- Assigned task: What lines of the material below hold the string "קליסט"? Copy them out.
Start of Available records
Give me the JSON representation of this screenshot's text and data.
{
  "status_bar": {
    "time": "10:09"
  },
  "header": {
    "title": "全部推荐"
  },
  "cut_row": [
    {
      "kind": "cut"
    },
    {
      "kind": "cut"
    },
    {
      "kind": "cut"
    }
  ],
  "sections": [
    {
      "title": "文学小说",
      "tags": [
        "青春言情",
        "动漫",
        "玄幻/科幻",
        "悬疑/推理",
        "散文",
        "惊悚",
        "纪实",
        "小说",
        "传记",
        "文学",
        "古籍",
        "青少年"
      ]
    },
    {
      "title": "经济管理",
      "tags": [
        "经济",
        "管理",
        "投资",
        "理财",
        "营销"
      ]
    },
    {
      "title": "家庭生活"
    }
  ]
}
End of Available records
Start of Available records
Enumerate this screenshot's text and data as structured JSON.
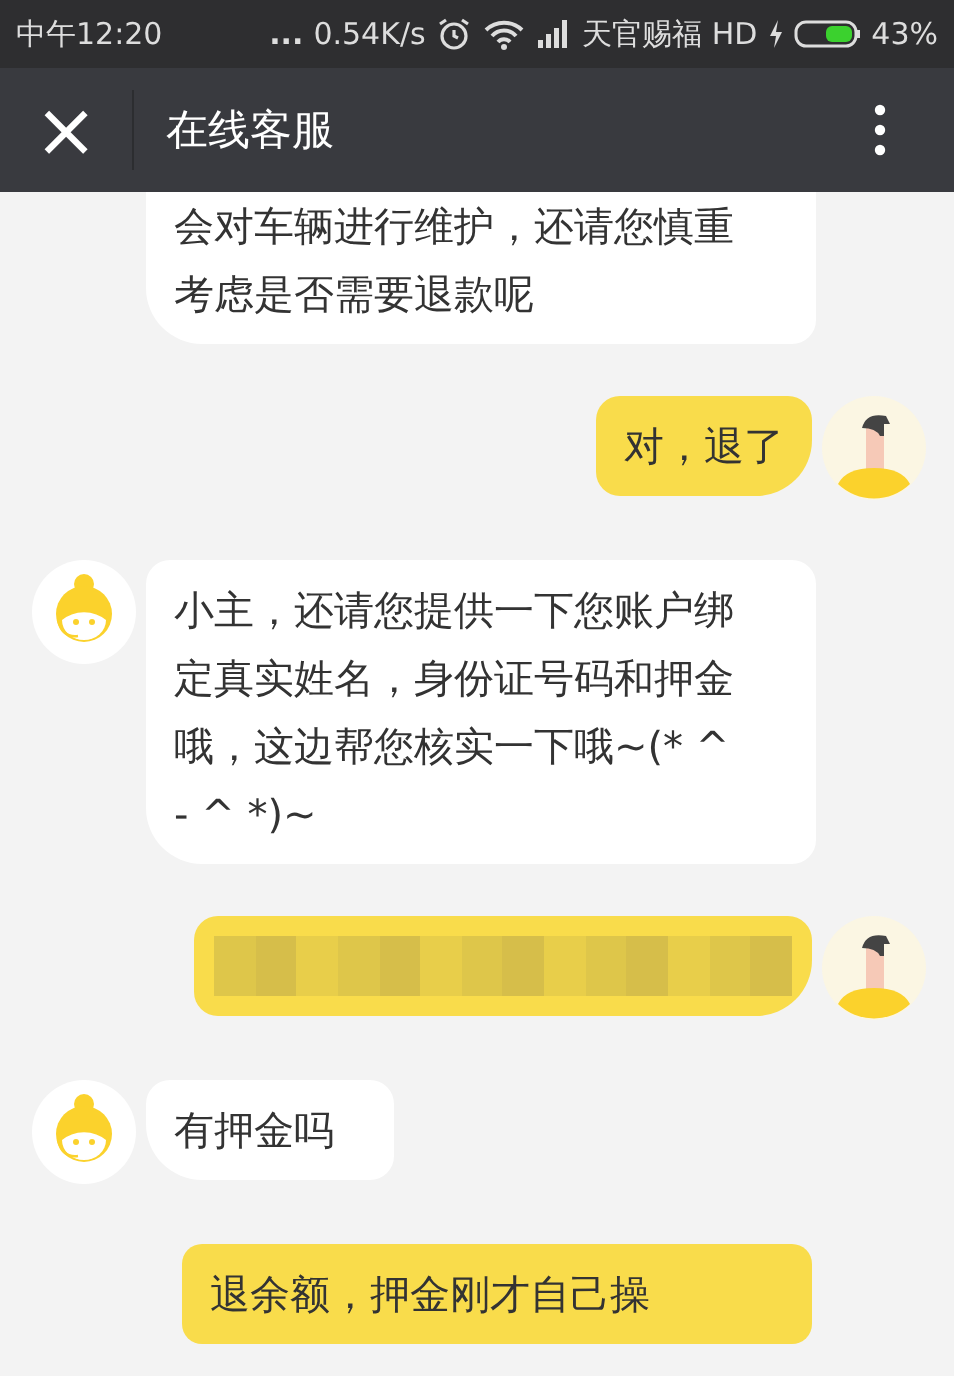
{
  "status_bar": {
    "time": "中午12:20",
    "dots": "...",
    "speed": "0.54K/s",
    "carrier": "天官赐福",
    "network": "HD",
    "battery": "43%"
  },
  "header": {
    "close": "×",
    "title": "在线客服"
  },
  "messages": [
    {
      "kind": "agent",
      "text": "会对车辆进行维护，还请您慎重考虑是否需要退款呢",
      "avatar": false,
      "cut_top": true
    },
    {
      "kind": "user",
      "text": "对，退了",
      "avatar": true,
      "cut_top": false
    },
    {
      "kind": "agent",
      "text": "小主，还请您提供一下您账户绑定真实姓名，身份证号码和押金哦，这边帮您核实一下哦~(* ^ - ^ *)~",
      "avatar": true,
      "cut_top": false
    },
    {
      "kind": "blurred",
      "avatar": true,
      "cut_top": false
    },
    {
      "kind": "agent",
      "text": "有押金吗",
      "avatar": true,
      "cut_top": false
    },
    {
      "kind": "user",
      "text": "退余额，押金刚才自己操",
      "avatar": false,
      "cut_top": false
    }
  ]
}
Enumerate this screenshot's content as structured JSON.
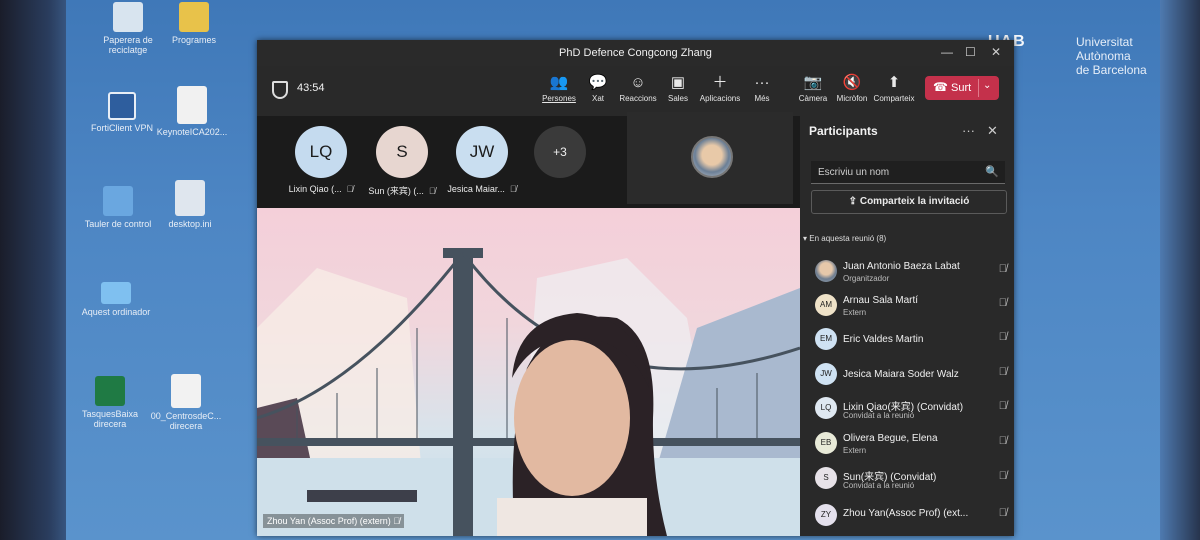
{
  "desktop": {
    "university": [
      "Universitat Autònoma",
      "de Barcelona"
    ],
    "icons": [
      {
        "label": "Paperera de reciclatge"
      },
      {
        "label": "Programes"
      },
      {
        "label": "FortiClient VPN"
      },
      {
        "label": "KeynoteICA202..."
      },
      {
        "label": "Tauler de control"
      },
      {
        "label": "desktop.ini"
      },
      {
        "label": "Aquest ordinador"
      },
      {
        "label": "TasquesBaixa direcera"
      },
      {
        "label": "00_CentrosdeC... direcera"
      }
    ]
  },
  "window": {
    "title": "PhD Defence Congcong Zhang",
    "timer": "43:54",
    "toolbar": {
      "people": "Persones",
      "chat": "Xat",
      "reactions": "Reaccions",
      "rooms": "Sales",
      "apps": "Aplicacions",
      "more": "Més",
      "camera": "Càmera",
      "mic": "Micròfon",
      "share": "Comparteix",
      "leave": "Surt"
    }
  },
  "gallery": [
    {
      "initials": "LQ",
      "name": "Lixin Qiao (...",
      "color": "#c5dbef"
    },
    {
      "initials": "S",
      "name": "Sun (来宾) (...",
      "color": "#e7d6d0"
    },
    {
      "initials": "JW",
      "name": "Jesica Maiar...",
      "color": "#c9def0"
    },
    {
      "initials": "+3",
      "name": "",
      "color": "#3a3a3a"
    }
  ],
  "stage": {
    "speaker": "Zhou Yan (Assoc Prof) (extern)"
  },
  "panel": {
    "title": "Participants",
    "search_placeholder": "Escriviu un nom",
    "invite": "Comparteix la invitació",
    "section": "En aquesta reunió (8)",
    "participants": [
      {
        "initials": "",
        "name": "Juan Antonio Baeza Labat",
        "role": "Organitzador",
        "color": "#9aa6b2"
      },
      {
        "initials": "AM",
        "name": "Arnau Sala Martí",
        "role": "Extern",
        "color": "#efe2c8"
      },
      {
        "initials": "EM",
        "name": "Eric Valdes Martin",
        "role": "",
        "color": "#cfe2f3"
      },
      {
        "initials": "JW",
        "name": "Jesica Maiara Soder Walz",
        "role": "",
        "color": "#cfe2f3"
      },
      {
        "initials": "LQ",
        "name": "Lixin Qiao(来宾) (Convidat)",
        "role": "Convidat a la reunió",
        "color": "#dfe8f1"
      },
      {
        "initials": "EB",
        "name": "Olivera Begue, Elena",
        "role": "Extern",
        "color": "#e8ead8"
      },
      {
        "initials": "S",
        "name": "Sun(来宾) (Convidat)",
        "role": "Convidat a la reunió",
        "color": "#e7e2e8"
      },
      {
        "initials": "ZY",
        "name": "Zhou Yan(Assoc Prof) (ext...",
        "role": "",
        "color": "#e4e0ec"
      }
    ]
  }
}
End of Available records
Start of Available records
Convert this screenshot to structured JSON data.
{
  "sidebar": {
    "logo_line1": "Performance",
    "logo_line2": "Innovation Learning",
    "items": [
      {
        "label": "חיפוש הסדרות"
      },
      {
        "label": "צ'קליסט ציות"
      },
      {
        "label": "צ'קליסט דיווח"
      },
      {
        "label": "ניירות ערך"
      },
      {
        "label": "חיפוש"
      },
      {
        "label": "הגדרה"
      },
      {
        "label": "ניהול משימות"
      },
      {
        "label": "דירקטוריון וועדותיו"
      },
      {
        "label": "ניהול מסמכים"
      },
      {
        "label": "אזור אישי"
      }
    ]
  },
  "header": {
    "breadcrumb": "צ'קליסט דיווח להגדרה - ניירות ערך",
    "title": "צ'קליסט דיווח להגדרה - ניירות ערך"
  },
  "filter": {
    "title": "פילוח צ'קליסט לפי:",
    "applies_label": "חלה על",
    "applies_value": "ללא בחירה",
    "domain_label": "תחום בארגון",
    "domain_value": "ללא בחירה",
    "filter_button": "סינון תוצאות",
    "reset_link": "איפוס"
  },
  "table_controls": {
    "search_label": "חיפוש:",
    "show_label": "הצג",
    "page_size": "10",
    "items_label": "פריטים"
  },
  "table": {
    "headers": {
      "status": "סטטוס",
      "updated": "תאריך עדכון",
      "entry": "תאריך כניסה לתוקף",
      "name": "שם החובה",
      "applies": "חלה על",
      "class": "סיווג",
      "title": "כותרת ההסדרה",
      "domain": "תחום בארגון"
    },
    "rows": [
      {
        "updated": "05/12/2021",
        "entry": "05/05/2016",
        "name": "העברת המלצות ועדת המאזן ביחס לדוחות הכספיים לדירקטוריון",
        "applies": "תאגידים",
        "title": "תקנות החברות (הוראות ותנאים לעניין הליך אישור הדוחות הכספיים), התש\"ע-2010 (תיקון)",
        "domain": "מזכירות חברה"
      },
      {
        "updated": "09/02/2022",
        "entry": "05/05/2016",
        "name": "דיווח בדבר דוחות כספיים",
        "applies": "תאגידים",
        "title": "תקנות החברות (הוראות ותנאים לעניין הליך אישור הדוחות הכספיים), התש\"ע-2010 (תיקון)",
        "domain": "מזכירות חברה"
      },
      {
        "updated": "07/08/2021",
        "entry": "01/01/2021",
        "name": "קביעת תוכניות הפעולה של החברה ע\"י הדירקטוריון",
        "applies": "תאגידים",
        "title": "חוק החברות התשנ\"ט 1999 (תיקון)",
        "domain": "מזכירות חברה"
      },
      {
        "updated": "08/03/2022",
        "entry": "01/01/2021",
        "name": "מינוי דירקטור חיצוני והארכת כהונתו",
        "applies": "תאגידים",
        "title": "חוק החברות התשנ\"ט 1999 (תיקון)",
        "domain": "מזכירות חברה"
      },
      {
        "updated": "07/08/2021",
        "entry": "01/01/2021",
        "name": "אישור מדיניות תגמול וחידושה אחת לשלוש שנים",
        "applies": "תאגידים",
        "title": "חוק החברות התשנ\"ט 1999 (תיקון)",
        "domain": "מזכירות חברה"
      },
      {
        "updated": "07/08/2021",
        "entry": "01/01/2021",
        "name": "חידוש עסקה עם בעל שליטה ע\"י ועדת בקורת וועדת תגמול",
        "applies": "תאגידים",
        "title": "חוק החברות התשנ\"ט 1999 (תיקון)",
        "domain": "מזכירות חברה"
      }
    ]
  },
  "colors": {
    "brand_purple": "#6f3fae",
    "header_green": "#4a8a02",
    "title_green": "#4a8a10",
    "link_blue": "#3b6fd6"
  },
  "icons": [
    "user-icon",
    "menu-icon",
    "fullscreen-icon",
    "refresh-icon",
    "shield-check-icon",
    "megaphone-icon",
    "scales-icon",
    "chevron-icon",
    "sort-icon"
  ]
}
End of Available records
- Task response:
        "label": "צ'קליסט ציות"
        "label": "צ'קליסט דיווח"
    "breadcrumb": "צ'קליסט דיווח להגדרה - ניירות ערך",
    "title": "צ'קליסט דיווח להגדרה - ניירות ערך"
    "title": "פילוח צ'קליסט לפי:",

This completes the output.